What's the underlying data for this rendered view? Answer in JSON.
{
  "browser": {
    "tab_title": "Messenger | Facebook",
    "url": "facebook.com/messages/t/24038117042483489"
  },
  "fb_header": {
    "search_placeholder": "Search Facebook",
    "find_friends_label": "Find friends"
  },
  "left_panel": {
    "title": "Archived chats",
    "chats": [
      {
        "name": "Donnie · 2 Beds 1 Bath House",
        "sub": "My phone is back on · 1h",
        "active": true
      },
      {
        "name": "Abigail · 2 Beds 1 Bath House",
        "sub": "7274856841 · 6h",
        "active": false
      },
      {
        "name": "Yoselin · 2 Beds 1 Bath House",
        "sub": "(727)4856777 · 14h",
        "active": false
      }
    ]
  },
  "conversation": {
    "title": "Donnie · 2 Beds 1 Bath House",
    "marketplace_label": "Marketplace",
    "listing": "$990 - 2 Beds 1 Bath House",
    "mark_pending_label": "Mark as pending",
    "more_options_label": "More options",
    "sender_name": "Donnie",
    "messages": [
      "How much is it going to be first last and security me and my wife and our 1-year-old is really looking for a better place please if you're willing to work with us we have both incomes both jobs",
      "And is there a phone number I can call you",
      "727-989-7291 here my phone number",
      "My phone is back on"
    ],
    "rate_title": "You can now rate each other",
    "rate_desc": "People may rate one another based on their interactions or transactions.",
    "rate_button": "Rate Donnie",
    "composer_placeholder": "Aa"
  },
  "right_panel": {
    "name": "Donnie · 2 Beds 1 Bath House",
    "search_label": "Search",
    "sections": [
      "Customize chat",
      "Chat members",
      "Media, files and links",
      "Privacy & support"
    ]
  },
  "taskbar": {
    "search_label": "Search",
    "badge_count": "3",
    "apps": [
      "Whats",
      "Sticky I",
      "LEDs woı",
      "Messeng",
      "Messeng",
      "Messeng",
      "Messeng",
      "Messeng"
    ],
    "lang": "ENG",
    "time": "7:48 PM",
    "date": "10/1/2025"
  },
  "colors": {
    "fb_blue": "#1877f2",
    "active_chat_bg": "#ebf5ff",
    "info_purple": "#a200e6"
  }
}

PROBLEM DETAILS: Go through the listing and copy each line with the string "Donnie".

FINISHED EXERCISE:
        "name": "Donnie · 2 Beds 1 Bath House",
    "title": "Donnie · 2 Beds 1 Bath House",
    "sender_name": "Donnie",
    "rate_button": "Rate Donnie",
    "name": "Donnie · 2 Beds 1 Bath House",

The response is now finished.